The kirkyard has an important place in Scottish history; in 1638 the National Covenant, a protest against attempts by King Charles 1 to exert control over the Scottish Church, was signed in front of the pulpit of Greyfriars Kirk, and in 1679, about 1200 Covenanters were imprisoned in Greyfriars Kirkyard pending trial. The present Kirkyard contains "The Martyrs Monument" commemorating the hundred or so Covenanters who were subsequently executed.
The Kirkyard is the burial place of many of these and of many other notable Scots. One of the graves is that of Duncan Ban MacIntyre (d 1812) who fought against the Jacobites in 1745, never learned to read, and sold illicit whisky in the Lawnmarket to make a living, but who is recognised as one of the most important Gaelic poets of his time. Others buried there include:
- Joseph Black : (1728 – 1799) Scottish physicist and chemist, known for his discoveries of latent heat, specific heat, and carbon dioxide

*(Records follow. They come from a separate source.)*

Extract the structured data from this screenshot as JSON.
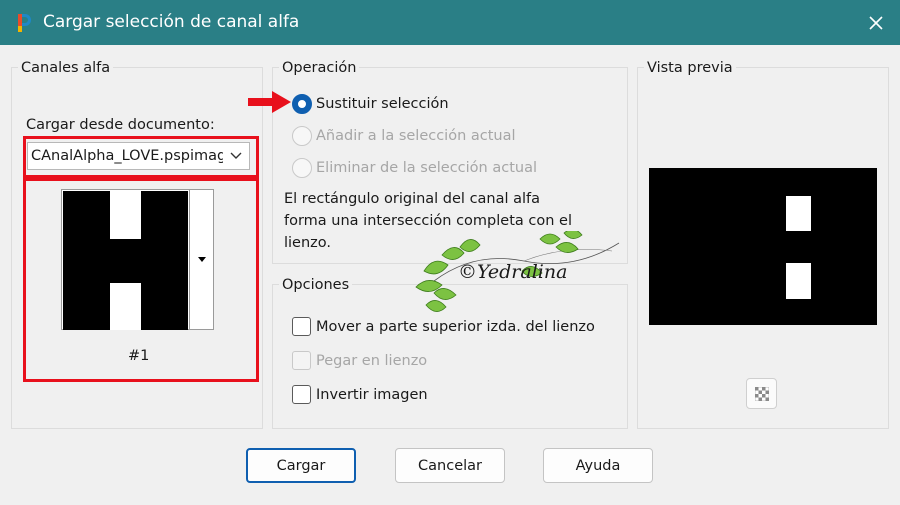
{
  "window": {
    "title": "Cargar selección de canal alfa"
  },
  "channels": {
    "group_title": "Canales alfa",
    "load_label": "Cargar desde documento:",
    "document": "CAnalAlpha_LOVE.pspimage",
    "channel_name": "#1"
  },
  "operation": {
    "group_title": "Operación",
    "options": [
      {
        "label": "Sustituir selección",
        "selected": true,
        "enabled": true
      },
      {
        "label": "Añadir a la selección actual",
        "selected": false,
        "enabled": false
      },
      {
        "label": "Eliminar de la selección actual",
        "selected": false,
        "enabled": false
      }
    ],
    "description": "El rectángulo original del canal alfa forma una intersección completa con el lienzo."
  },
  "options": {
    "group_title": "Opciones",
    "items": [
      {
        "label": "Mover a parte superior izda. del lienzo",
        "checked": false,
        "enabled": true
      },
      {
        "label": "Pegar en lienzo",
        "checked": false,
        "enabled": false
      },
      {
        "label": "Invertir imagen",
        "checked": false,
        "enabled": true
      }
    ]
  },
  "preview": {
    "group_title": "Vista previa"
  },
  "watermark": {
    "text": "©Yedralina"
  },
  "buttons": {
    "load": "Cargar",
    "cancel": "Cancelar",
    "help": "Ayuda"
  },
  "colors": {
    "titlebar": "#2a7f86",
    "highlight_red": "#e8101c",
    "accent_blue": "#0f5fb0",
    "leaf_green": "#7cc242"
  },
  "icons": {
    "app": "paintshop-pro-icon",
    "close": "close-icon",
    "arrow": "red-arrow-icon",
    "preview_toggle": "checkerboard-icon"
  }
}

- William McGonagall : (1825-1902) Scotland's (and possibly the world's) worst poet.
- John Porteous : (d. 1736) Captain of the city guard of Edinburgh during the riots of 1736 when the city guard fired on the people; Porteous was tried and sentenced to death, but reprieved; however, armed men seized him from prison and hanged him in the street.

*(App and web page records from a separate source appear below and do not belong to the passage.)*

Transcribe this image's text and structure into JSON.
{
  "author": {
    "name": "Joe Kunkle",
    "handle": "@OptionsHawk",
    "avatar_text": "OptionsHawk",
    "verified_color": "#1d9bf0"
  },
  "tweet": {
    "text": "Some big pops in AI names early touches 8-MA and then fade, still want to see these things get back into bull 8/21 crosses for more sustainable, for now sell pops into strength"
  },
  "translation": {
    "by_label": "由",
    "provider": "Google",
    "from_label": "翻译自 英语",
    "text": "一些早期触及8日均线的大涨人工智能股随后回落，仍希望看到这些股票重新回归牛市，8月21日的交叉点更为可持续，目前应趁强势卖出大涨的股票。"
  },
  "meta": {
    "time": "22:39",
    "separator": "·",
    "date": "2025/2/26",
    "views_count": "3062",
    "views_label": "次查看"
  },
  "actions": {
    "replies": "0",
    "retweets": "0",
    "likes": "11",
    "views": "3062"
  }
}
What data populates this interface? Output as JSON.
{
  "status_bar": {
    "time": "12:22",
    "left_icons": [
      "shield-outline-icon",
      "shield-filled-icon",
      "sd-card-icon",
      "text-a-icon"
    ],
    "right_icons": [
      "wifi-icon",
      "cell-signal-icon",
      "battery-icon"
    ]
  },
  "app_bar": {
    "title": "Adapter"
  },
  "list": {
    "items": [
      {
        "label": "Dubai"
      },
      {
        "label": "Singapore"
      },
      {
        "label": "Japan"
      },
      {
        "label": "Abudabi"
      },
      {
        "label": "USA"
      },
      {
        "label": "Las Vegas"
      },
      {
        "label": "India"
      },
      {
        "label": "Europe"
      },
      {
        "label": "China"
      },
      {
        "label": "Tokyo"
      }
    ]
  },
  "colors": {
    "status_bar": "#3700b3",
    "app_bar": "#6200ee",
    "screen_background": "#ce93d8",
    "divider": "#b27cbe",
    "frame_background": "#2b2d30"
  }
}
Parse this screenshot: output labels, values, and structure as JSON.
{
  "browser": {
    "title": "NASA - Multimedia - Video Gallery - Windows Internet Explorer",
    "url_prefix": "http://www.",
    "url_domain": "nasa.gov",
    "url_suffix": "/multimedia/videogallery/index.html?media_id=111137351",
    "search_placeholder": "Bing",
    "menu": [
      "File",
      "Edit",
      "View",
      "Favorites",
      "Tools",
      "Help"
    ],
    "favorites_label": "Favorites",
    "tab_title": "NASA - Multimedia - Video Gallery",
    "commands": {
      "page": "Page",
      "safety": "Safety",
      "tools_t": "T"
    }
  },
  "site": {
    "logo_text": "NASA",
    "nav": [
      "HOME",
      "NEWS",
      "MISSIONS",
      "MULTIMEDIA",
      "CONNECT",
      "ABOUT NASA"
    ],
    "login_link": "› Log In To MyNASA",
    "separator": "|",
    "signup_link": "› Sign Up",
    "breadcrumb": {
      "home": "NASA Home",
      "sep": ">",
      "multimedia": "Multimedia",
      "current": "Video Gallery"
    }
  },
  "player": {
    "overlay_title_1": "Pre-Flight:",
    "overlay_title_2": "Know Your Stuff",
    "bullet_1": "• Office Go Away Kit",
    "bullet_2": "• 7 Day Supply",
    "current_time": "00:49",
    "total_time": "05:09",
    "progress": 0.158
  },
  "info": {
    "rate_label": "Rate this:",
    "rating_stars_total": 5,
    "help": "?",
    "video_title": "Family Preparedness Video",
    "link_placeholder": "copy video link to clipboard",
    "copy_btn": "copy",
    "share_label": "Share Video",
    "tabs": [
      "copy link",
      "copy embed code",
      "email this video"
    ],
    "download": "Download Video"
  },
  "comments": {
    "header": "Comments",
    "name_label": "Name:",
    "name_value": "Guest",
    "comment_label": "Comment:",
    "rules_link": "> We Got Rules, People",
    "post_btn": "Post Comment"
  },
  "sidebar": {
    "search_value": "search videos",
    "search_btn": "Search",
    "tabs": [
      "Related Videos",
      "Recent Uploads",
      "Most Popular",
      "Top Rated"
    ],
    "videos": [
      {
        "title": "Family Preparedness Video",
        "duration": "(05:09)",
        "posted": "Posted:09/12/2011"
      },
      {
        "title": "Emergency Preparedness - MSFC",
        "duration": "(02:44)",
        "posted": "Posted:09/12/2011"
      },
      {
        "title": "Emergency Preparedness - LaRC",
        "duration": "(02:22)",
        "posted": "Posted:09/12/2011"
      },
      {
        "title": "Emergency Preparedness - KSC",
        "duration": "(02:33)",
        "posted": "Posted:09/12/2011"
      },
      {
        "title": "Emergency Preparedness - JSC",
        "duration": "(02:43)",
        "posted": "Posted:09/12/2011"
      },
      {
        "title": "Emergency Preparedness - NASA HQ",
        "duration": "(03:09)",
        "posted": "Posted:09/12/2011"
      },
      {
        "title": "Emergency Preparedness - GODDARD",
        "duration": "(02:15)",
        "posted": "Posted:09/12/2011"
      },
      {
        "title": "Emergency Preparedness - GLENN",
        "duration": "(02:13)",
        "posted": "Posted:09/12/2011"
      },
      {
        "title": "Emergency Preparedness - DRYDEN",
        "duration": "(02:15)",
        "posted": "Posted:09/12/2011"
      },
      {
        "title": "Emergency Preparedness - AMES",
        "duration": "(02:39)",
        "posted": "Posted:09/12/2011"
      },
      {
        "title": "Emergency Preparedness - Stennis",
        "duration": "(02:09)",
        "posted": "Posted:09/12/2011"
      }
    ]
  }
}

- James Douglas : (c. 1525-1581) Lord High Chancellor of Scotland, executed for his complicity in the murder of Darnley.
- : (1506 - 1582), historian and humanist scholar; argued that the source of all political power is the people, that the king is bound by those conditions under which power was first committed to his hands, and that it is lawful to resist, even to punish, tyrants.
- Alexander Henderson : (c. 1583 – 1646) Scottish theologian, mainly responsible for the final form of the National Covenant.

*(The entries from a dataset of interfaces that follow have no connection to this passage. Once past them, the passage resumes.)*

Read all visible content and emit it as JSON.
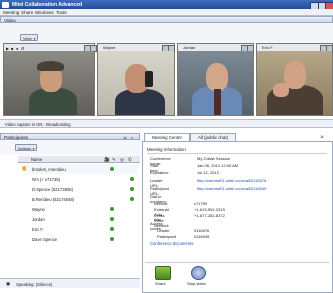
{
  "app": {
    "title": "Mitel Collaboration Advanced"
  },
  "menu": [
    "Meeting",
    "Share",
    "Windows",
    "Tools"
  ],
  "video_panel": {
    "title": "Video",
    "view_button": "View"
  },
  "tiles": [
    {
      "name": ""
    },
    {
      "name": "Wayne"
    },
    {
      "name": "Jordan"
    },
    {
      "name": "Eric F."
    }
  ],
  "video_status": "Video capture is ON  -  Broadcasting",
  "participants": {
    "title": "Participants",
    "actions_label": "Actions",
    "header_name": "Name",
    "rows": [
      {
        "name": "brookrs, mrendieu"
      },
      {
        "name": "N/A (+ x71745)"
      },
      {
        "name": "D.Spence (52173838)"
      },
      {
        "name": "B.Rendieu (52174048)"
      },
      {
        "name": "Wayne"
      },
      {
        "name": "Jordan"
      },
      {
        "name": "Eric F."
      },
      {
        "name": "Dave Spence"
      }
    ],
    "speaking": "Speaking: (Silence)"
  },
  "meeting_center": {
    "tabs": [
      "Meeting Center",
      "All (public chat)"
    ],
    "section_title": "Meeting Information",
    "info": [
      {
        "k": "Conference name:",
        "v": "My Collab Session"
      },
      {
        "k": "Start time:",
        "v": "Jan 06, 2012  12:00 AM"
      },
      {
        "k": "Expiration:",
        "v": "Jul 12, 2012"
      },
      {
        "k": "Leader URL:",
        "v": "http://camnet01.mitel.com/call/0116576"
      },
      {
        "k": "Participant URL:",
        "v": "http://camnet01.mitel.com/call/0116549"
      },
      {
        "k": "Dial-in numbers:",
        "v": ""
      },
      {
        "k": "Internal",
        "v": "x71790"
      },
      {
        "k": "External Auto Attn",
        "v": "+1-613-591-2315"
      },
      {
        "k": "Cross Voice Network",
        "v": "+1-877-282-8372"
      },
      {
        "k": "Access codes:",
        "v": ""
      },
      {
        "k": "Leader",
        "v": "0116576"
      },
      {
        "k": "Participant",
        "v": "0116549"
      }
    ],
    "documents_link": "Conference documents",
    "share_button": "Share",
    "stop_video_button": "Stop video"
  }
}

- : (1649 – 1715) Scottish clergyman and friend of William, prince of Orange; he was implicated in the Rye House Plot, after the discovery of which he was interrogated under torture of the thumbscrew.
- : (1654 – 1723) Chief accountant to the Bank of Scotland when it was founded in 1695; in his will he left generous sums for "entertaining and educating the male children and grandchildren of decayed merchants in Edinburgh" - the first school became what is now George Watson's College. School Founder died 1723
- Colin MacLaurin : (1698–1746) Scottish mathematician who published the first systematic exposition of Newton's calculus.
- Thomas Ruddiman : (1674 - 1757) Scottish classical scholar and grammarian; author of Rudiments of the Latin Tongue.
- Allan Ramsay : (1713–1784) Scottish portrait-painter of the "Rococo Era".
- William Robertson : (1721-1793) Historian, most notable for his 'History of Scotland'
- : (1724 – 1812) One of the most famous Scottish Gaelic poets, best known for his poem "Moladh Beinn Dòbhrainn" (Praise for Ben Doran).
- : (1745 – 1815) Publisher of the first Edinburgh edition of Robert Burns' poems; member of the jury in Deacon Brodie's trial for robbery.
- Henry MacKenzie : (1745 - 1831), Scottish writer, nicknamed 'The Man of Feeling' after the title of his best known novel. , "The Man of Feeling" died 1831
Duncan Ban MacIntyre's memorial was renovated in 2005, after a fundraising campaign of over a year at the cost of about £3,000 .